There is a lot of interest in the ability of essential oils, namely melaleuca, for fighting drug-resistant pathogens like MRSA.
Multiple studies have shown that treatment with tea tree oil is more effective than placebo and in some cases, more effective than standard treatments. [18,19]
Besides the previous study mentioned about the anti-inflammatory benefits of TTO in fighting psoriasis, another experimental study in 2002 proved that tea tree oil has a significant anti-inflammatory effect on histamine-induced weals on the skin. 
It is not only the skin that the oil is effective against inflammation on, either. Another study in 2015 showed positive effects of numerous Australian medicinal plants on Proteus spp., the microbial triggers of rheumatoid arthritis (RA).
While this study is not addressing the plant's ability to fight the inflammation of RA itself, it shows that there is the possibility for RA sufferers to be able to fight both the cause and effect of the debilitating condition with one fell swoop.
Not only that, in 2018, a review analyzed the antimicrobial and anti-inflammatory effects of M. alternifolia and its promising application on periodontal issues. 
Tea tree oil is one of the most powerful essential oils that can be used for a myriad of things.
You can use the oil for household uses in many ways, such as a natural disinfectant cleaner and to purify the air.
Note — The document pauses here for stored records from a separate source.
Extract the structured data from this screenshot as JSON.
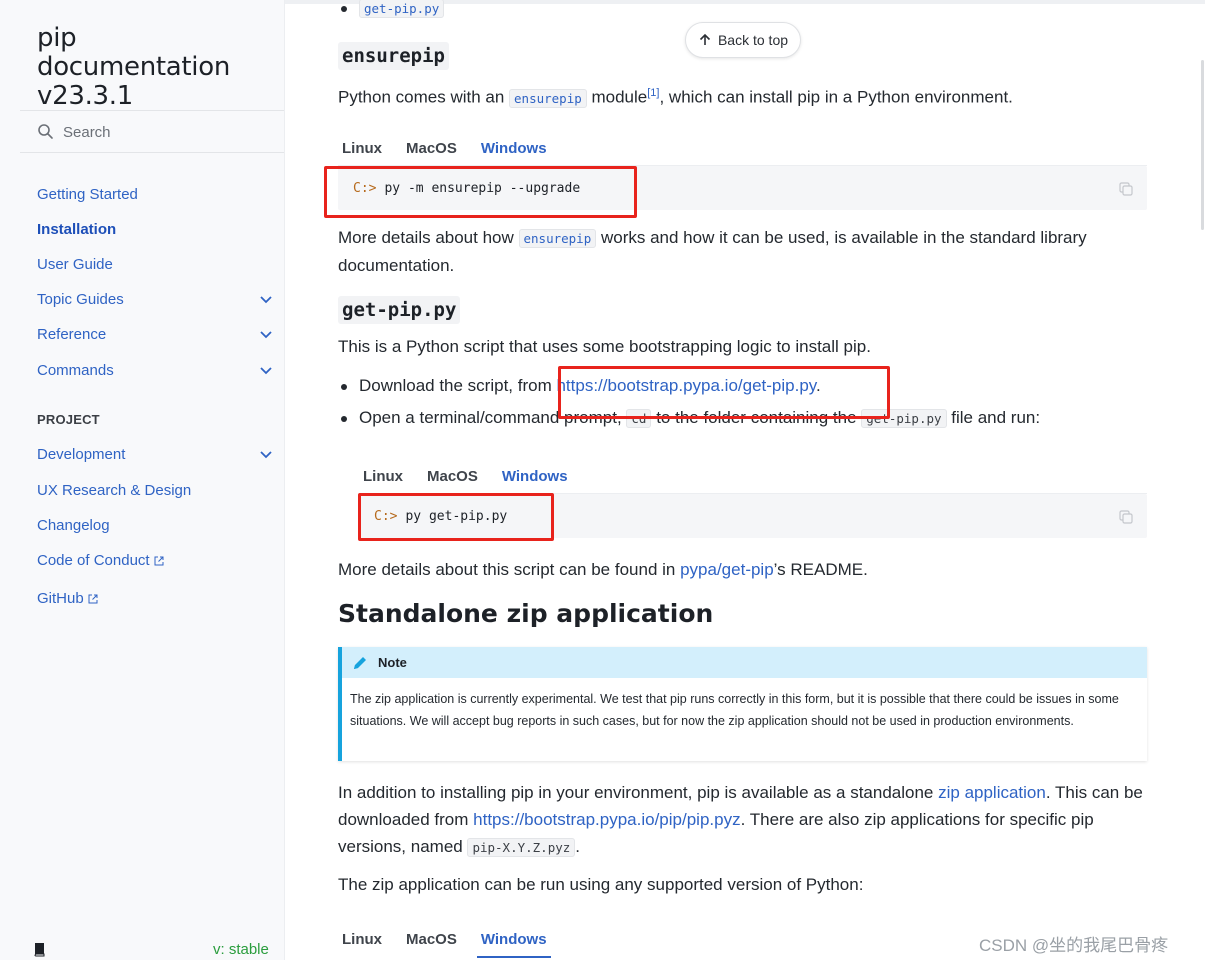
{
  "sidebar": {
    "brand": "pip documentation v23.3.1",
    "search_label": "Search",
    "items": [
      {
        "label": "Getting Started",
        "active": false,
        "expandable": false
      },
      {
        "label": "Installation",
        "active": true,
        "expandable": false
      },
      {
        "label": "User Guide",
        "active": false,
        "expandable": false
      },
      {
        "label": "Topic Guides",
        "active": false,
        "expandable": true
      },
      {
        "label": "Reference",
        "active": false,
        "expandable": true
      },
      {
        "label": "Commands",
        "active": false,
        "expandable": true
      }
    ],
    "project_caption": "PROJECT",
    "project_items": [
      {
        "label": "Development",
        "expandable": true,
        "external": false
      },
      {
        "label": "UX Research & Design",
        "expandable": false,
        "external": false
      },
      {
        "label": "Changelog",
        "expandable": false,
        "external": false
      },
      {
        "label": "Code of Conduct",
        "expandable": false,
        "external": true
      },
      {
        "label": "GitHub",
        "expandable": false,
        "external": true
      }
    ],
    "version_label": "v: stable"
  },
  "header": {
    "back_to_top": "Back to top"
  },
  "main": {
    "top_bullet_code": "get-pip.py",
    "ensurepip_section": {
      "heading": "ensurepip",
      "intro_before": "Python comes with an ",
      "intro_code": "ensurepip",
      "intro_mid": " module",
      "intro_ref": "[1]",
      "intro_after": ", which can install pip in a Python environment.",
      "tabs": [
        "Linux",
        "MacOS",
        "Windows"
      ],
      "active_tab": "Windows",
      "code_prompt": "C:>",
      "code_command": "py -m ensurepip --upgrade",
      "details_before": "More details about how ",
      "details_code": "ensurepip",
      "details_after_line1": " works and how it can be used, is available in the standard library",
      "details_line2": "documentation."
    },
    "getpip_section": {
      "heading": "get-pip.py",
      "intro": "This is a Python script that uses some bootstrapping logic to install pip.",
      "bullet1_before": "Download the script, from ",
      "bullet1_link": "https://bootstrap.pypa.io/get-pip.py",
      "bullet1_after": ".",
      "bullet2_before": "Open a terminal/command prompt, ",
      "bullet2_code1": "cd",
      "bullet2_mid": " to the folder containing the ",
      "bullet2_code2": "get-pip.py",
      "bullet2_after": " file and run:",
      "tabs": [
        "Linux",
        "MacOS",
        "Windows"
      ],
      "active_tab": "Windows",
      "code_prompt": "C:>",
      "code_command": "py get-pip.py",
      "readme_before": "More details about this script can be found in ",
      "readme_link": "pypa/get-pip",
      "readme_after": "’s README."
    },
    "standalone_section": {
      "heading": "Standalone zip application",
      "note_title": "Note",
      "note_text": "The zip application is currently experimental. We test that pip runs correctly in this form, but it is possible that there could be issues in some situations. We will accept bug reports in such cases, but for now the zip application should not be used in production environments.",
      "para1_before": "In addition to installing pip in your environment, pip is available as a standalone ",
      "para1_link1": "zip application",
      "para1_mid": ". This can be downloaded from ",
      "para1_link2": "https://bootstrap.pypa.io/pip/pip.pyz",
      "para1_after": ". There are also zip applications for specific pip versions, named ",
      "para1_code": "pip-X.Y.Z.pyz",
      "para1_end": ".",
      "para2": "The zip application can be run using any supported version of Python:",
      "tabs": [
        "Linux",
        "MacOS",
        "Windows"
      ],
      "active_tab": "Windows"
    }
  },
  "watermark": "CSDN @坐的我尾巴骨疼",
  "colors": {
    "link": "#2f63c4",
    "annotation_red": "#e8231c",
    "note_accent": "#16a3dd",
    "version_green": "#2a9d3d"
  }
}
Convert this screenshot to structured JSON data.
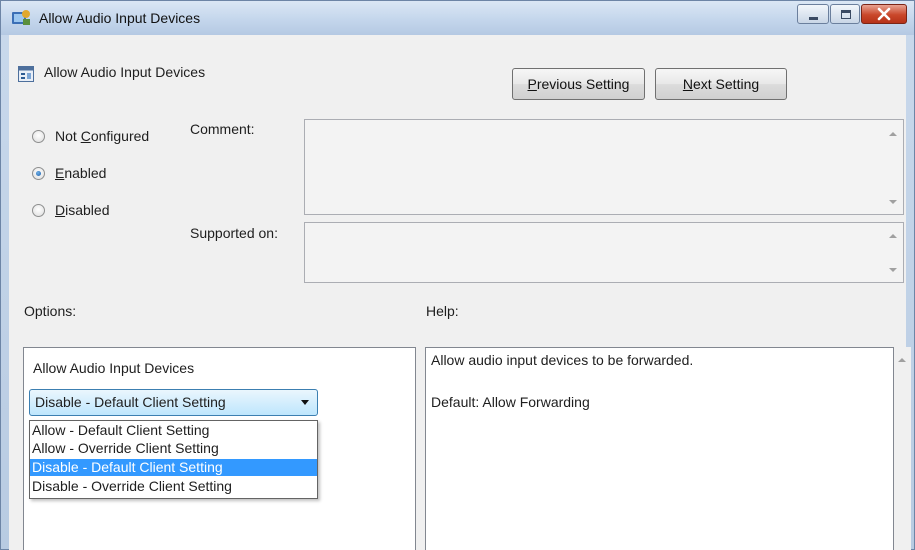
{
  "window": {
    "title": "Allow Audio Input Devices",
    "controls": {
      "minimize": "minimize",
      "maximize": "maximize",
      "close": "close"
    },
    "accent_close": "#c9472a"
  },
  "header": {
    "setting_name": "Allow Audio Input Devices",
    "previous_button": {
      "prefix": "",
      "mnemonic": "P",
      "rest": "revious Setting"
    },
    "next_button": {
      "prefix": "",
      "mnemonic": "N",
      "rest": "ext Setting"
    }
  },
  "state": {
    "options": [
      {
        "prefix": "Not ",
        "mnemonic": "C",
        "rest": "onfigured",
        "checked": false
      },
      {
        "prefix": "",
        "mnemonic": "E",
        "rest": "nabled",
        "checked": true
      },
      {
        "prefix": "",
        "mnemonic": "D",
        "rest": "isabled",
        "checked": false
      }
    ]
  },
  "labels": {
    "comment": "Comment:",
    "supported_on": "Supported on:",
    "options": "Options:",
    "help": "Help:"
  },
  "fields": {
    "comment_value": "",
    "supported_value": ""
  },
  "options_panel": {
    "label": "Allow Audio Input Devices",
    "selected": "Disable - Default Client Setting",
    "dropdown_items": [
      "Allow - Default Client Setting",
      "Allow - Override Client Setting",
      "Disable - Default Client Setting",
      "Disable - Override Client Setting"
    ],
    "highlighted_index": 2,
    "highlight_color": "#3399ff"
  },
  "help_panel": {
    "line1": "Allow audio input devices to be forwarded.",
    "line2": "Default: Allow Forwarding"
  }
}
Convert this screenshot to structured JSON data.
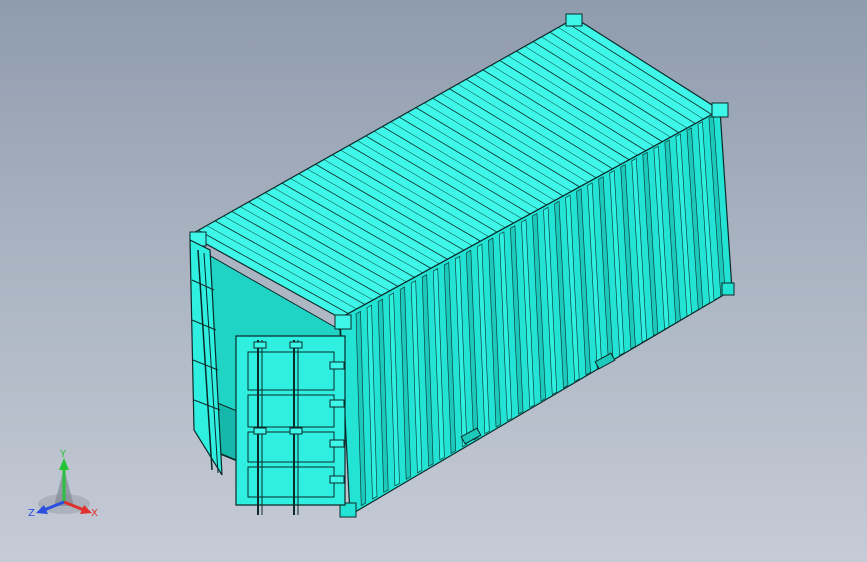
{
  "viewport": {
    "background_top": "#8f9cae",
    "background_bottom": "#c6cbd6"
  },
  "model": {
    "name": "shipping-container",
    "face_color": "#2ff0e0",
    "roof_color": "#3ff7e8",
    "edge_color": "#0b2a2a",
    "shadow_color": "#1cc9bb"
  },
  "triad": {
    "x_label": "X",
    "y_label": "Y",
    "z_label": "Z",
    "x_color": "#e0302a",
    "y_color": "#27c23a",
    "z_color": "#2a4ee0"
  }
}
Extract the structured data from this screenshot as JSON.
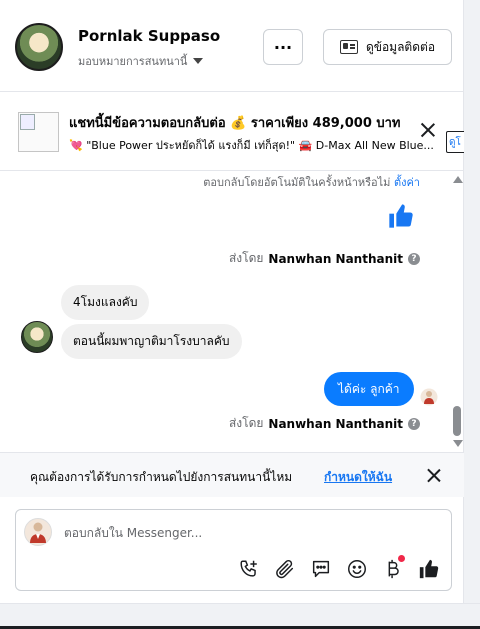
{
  "header": {
    "contact_name": "Pornlak Suppaso",
    "assign_label": "มอบหมายการสนทนานี้",
    "more_label": "···",
    "contact_info_label": "ดูข้อมูลติดต่อ"
  },
  "promo": {
    "title": "แชทนี้มีข้อความตอบกลับต่อ 💰 ราคาเพียง 489,000 บาท",
    "subtitle": "💘 \"Blue Power ประหยัดก็ได้ แรงก็มี เท่ก็สุด!\" 🚘 D-Max All New Blue...",
    "edge_label": "ดูโ"
  },
  "messages": {
    "auto_reply_note": "ตอบกลับโดยอัตโนมัติในครั้งหน้าหรือไม่",
    "auto_reply_link": "ตั้งค่า",
    "sent_by_prefix": "ส่งโดย",
    "sender_name": "Nanwhan Nanthanit",
    "incoming_1": "4โมงแลงคับ",
    "incoming_2": "ตอนนี้ผมพาญาติมาโรงบาลคับ",
    "outgoing_1": "ได้ค่ะ  ลูกค้า"
  },
  "reminder": {
    "text": "คุณต้องการได้รับการกำหนดไปยังการสนทนานี้ไหม",
    "link": "กำหนดให้ฉัน"
  },
  "composer": {
    "placeholder": "ตอบกลับใน Messenger..."
  },
  "icons": {
    "like": "thumbs-up-icon",
    "call": "phone-add-icon",
    "attach": "paperclip-icon",
    "saved_replies": "chat-bubble-icon",
    "emoji": "smiley-icon",
    "payment": "baht-icon"
  },
  "colors": {
    "accent": "#1877f2",
    "outgoing_bubble": "#0a7cff",
    "incoming_bubble": "#f0f0f0",
    "notification_dot": "#f02849"
  }
}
It is useful around the home and in the garden for controlling and preventing mold.
The oil can be used in body and skin care products to combat issues like acne or rashes, for dry skin, and in hair care products for oiliness and dandruff.
Tea tree oil treatments are useful for wounds, inflammatory conditions, psoriasis, eczema, and more.
There are issues with getting pure Australian tea tree, but by following the guidelines set out by the Australian Tea Tree Industry Association (ATTIA), you can make sure you are getting 100% pure, unadulterated oil.
As with any oil, be sure to dilute before use, unless you are using it neat for extenuating circumstances like on a wart or for severe fungal infections. Either way, be safe and do a skin patch test first, as some people are sensitive and may have a reaction.
- Worwood, V., The Complete Book of Essential Oils and Aromatherapy, p. 626